Having a cleft seemed to have the greatest effect on life-changing decisions, such as forming relationships and deciding whether to become a parent.
Lawrence, KS (PRWEB) March 04, 2015
The Cleft Palate–Craniofacial Journal – A child with a cleft lip or palate catches the eye of both parents and researchers, who easily focus on the physical and psychosocial effects of a cleft during the early years of life. Comparatively little attention is paid to adults who have been living with a cleft for decades.
A study published in the current issue of The Cleft Palate–Craniofacial Journal is likely the first to focus on the life experiences of older people with a cleft. The authors used interviews to explore how appearance and aging affected six adults over the age of 55 who had a cleft lip, cleft palate, or both.
Clefts are among the most common birth defects in the United States, yet they are not easy to live with. A cleft is instantly noticeable when meeting someone face to face, and it affects everything from speech to hearing to eating. Although these effects last a lifetime, researchers and health care professionals alike focus on children and their parents and on young adults with the condition.
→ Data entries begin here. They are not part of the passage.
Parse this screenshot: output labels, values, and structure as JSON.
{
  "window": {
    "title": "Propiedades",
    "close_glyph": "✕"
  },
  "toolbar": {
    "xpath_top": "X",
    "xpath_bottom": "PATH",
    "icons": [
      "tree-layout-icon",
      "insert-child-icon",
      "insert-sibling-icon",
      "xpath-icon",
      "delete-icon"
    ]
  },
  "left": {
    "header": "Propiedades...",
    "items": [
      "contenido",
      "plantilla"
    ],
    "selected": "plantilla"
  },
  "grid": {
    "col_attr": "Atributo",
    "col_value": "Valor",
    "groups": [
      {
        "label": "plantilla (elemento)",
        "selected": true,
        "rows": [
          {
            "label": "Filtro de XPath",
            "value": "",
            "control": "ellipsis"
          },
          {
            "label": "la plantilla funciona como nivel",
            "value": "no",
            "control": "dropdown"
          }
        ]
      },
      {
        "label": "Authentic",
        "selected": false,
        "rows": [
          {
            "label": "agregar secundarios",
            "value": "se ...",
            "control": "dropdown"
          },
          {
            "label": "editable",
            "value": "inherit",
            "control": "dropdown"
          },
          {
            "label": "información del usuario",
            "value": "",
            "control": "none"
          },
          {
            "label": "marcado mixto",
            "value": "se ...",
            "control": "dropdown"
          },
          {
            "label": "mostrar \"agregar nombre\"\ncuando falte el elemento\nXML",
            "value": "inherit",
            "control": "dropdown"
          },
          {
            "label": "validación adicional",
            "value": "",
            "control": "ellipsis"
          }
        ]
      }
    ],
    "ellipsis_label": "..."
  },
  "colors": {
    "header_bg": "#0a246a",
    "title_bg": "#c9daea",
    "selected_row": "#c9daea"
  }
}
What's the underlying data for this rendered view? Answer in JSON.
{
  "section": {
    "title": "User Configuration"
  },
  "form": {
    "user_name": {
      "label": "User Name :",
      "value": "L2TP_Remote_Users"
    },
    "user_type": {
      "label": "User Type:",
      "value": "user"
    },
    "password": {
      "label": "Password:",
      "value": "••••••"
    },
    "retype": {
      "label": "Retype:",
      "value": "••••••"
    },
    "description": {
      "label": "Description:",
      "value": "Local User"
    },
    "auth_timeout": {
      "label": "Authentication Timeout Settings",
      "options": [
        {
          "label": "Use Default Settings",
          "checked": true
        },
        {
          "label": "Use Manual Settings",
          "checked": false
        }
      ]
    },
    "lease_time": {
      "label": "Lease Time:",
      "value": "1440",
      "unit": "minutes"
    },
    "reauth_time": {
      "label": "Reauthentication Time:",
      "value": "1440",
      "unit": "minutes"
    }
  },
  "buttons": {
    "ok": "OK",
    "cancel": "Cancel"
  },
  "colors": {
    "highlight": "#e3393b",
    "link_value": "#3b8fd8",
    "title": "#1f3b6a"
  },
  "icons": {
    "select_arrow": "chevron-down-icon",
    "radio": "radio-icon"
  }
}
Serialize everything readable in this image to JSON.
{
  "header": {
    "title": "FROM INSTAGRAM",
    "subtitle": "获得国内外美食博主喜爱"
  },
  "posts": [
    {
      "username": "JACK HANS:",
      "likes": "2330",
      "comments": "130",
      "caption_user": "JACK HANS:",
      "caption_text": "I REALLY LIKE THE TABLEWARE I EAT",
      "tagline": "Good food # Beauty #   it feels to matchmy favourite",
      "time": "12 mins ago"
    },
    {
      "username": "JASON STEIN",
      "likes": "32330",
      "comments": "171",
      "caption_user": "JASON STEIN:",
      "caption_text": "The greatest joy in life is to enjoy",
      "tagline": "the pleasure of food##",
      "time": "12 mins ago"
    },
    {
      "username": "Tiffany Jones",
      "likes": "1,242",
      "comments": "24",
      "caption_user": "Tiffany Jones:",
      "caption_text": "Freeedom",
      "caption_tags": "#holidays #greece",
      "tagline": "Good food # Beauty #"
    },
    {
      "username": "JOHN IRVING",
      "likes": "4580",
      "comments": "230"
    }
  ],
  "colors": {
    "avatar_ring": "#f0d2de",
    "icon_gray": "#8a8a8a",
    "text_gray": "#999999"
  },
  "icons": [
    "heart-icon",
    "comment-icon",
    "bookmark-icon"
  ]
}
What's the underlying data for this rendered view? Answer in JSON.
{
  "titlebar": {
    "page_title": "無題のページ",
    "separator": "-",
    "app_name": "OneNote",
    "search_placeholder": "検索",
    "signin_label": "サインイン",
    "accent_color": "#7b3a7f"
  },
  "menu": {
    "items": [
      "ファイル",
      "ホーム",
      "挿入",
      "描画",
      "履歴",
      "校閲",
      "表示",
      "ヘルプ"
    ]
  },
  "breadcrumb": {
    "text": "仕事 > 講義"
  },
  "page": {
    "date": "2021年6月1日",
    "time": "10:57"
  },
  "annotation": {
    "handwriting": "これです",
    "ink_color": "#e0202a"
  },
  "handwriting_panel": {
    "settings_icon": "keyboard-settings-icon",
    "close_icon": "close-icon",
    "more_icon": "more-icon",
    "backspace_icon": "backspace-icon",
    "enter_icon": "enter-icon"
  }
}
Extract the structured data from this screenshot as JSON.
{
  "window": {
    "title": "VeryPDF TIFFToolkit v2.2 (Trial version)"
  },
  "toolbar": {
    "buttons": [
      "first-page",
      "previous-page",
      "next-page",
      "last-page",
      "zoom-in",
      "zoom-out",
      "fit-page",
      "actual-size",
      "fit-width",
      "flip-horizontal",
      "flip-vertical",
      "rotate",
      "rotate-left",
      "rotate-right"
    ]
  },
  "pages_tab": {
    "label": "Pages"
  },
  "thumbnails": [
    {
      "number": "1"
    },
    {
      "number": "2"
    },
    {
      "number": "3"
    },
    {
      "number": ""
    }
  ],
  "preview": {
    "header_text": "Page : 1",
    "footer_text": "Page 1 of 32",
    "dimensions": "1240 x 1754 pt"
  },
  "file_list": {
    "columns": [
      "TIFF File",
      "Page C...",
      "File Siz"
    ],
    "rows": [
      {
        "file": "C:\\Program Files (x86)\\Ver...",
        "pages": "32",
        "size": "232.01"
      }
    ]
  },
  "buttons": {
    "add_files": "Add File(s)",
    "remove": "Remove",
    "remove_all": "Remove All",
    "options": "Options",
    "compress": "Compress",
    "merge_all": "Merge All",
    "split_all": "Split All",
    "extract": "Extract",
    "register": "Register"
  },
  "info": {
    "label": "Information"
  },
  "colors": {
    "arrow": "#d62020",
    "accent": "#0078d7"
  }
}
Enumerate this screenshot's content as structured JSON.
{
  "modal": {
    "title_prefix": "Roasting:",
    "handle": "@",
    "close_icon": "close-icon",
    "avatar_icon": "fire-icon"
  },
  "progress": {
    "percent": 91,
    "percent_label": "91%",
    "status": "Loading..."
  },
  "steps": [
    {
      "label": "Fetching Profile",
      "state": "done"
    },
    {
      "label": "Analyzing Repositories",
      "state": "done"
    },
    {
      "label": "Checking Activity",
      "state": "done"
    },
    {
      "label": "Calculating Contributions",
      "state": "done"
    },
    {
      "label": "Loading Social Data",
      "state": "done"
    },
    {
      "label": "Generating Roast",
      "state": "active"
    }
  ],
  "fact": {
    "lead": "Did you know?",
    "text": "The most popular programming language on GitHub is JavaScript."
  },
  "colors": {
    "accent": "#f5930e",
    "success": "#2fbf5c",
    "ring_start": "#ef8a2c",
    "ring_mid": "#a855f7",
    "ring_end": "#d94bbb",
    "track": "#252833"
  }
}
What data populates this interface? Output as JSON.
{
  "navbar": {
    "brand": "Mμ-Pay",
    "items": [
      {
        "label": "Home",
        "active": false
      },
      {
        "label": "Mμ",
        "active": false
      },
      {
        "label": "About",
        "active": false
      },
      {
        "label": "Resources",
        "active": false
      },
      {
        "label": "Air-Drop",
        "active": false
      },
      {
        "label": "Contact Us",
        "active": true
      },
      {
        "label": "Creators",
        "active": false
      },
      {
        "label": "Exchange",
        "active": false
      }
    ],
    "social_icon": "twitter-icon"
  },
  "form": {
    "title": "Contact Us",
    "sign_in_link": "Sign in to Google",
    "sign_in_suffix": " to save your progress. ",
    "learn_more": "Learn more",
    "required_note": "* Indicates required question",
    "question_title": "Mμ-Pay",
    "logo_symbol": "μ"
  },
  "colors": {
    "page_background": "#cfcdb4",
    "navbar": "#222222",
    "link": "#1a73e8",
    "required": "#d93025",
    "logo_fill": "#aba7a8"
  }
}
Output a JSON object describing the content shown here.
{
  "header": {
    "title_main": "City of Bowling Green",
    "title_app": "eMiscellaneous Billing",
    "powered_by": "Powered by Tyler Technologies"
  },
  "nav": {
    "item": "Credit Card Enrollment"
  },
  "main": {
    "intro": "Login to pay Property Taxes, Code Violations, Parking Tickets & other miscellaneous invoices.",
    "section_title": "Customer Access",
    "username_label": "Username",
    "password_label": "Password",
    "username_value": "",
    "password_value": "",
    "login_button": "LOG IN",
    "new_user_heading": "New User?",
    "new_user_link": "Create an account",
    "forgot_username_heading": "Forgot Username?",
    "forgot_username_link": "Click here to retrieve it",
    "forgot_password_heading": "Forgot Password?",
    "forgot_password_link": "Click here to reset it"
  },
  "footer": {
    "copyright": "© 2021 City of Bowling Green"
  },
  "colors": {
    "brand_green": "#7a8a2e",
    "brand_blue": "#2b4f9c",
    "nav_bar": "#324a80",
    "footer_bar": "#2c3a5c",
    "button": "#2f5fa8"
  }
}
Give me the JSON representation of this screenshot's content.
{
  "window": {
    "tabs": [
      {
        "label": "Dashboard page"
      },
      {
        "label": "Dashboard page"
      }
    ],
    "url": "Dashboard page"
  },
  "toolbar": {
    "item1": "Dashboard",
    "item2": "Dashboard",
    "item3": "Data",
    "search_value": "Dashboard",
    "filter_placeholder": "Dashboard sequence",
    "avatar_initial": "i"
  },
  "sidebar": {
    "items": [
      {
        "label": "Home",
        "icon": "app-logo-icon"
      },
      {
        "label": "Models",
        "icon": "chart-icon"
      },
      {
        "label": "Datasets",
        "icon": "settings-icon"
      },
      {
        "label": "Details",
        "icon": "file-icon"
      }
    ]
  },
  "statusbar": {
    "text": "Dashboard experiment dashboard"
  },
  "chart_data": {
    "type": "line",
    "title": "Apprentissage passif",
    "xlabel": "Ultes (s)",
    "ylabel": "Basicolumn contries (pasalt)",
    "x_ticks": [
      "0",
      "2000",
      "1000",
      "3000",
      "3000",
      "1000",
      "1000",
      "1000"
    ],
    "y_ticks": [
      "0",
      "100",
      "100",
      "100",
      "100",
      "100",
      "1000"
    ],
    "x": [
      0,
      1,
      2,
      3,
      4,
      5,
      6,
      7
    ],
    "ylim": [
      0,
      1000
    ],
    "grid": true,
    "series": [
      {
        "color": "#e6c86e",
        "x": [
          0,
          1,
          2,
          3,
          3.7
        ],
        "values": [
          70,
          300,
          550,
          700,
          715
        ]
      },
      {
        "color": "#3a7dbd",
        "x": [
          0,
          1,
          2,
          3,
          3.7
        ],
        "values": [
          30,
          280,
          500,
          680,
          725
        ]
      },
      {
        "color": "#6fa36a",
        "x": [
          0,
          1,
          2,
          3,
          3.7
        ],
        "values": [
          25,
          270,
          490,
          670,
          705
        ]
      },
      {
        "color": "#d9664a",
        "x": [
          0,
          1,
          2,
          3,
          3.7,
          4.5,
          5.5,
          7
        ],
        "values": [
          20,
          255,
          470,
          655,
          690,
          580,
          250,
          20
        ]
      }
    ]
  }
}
In interviewing older adults with clefts, the authors of the current study encountered five themes: challenges over a lifetime, outward appearance, affects on independence and self-confidence, feelings of isolation, and perceptions of others. Having a cleft seemed to have the greatest effect on life-changing decisions, such as forming relationships and deciding whether to become a parent.
The interviewees agreed that in recent years society has generally become more accepting of people who look different, yet today’s emphasis on appearance struck the interviewees as a step backward. Despite such outside perceptions, both the men and the women interviewed were less concerned with how they looked than with how well they were functioning, a priority for older people in general.
Several paradoxes became apparent through the interviews. Interviewees said living with a cleft had made them resilient and confident but that the condition also made them feel isolated from other people. All knew they stood out in a crowd because of their visibly different physical appearance. Still, as they grew older, they felt increasingly invisible, sometimes to the point of being ignored and receiving limited health-related support, information, and advice because of their age.
The study was based on interviews with two men and four women between 57 and 82 years of age. All are white and live in the United Kingdom, where specialist cleft care is only given from childhood through early adulthood. The interviewees suggested that more attentive health services, more information and advice from dentists and other health professionals, and even support groups for older people with a cleft could remove many of their frustrations with today’s health care and dental services.
Full text of the article “Older adults’ experiences of living with cleft lip and palate: A qualitative study exploring aging and appearance,” The Cleft Palate–Craniofacial Journal, Vol. 52, No. 2, 2014, is now available at http://cpcjournal.org/doi/full/10.1597/13-308.
About The Cleft Palate–Craniofacial Journal
The Cleft Palate–Craniofacial Journal is an international, interdisciplinary journal reporting on clinical and research activities in cleft lip/palate and other craniofacial anomalies, together with research in related laboratory sciences. It is the official publication of the American Cleft Palate–Craniofacial Association (ACPA). For more information, visit http://www.acpa-cpf.org/.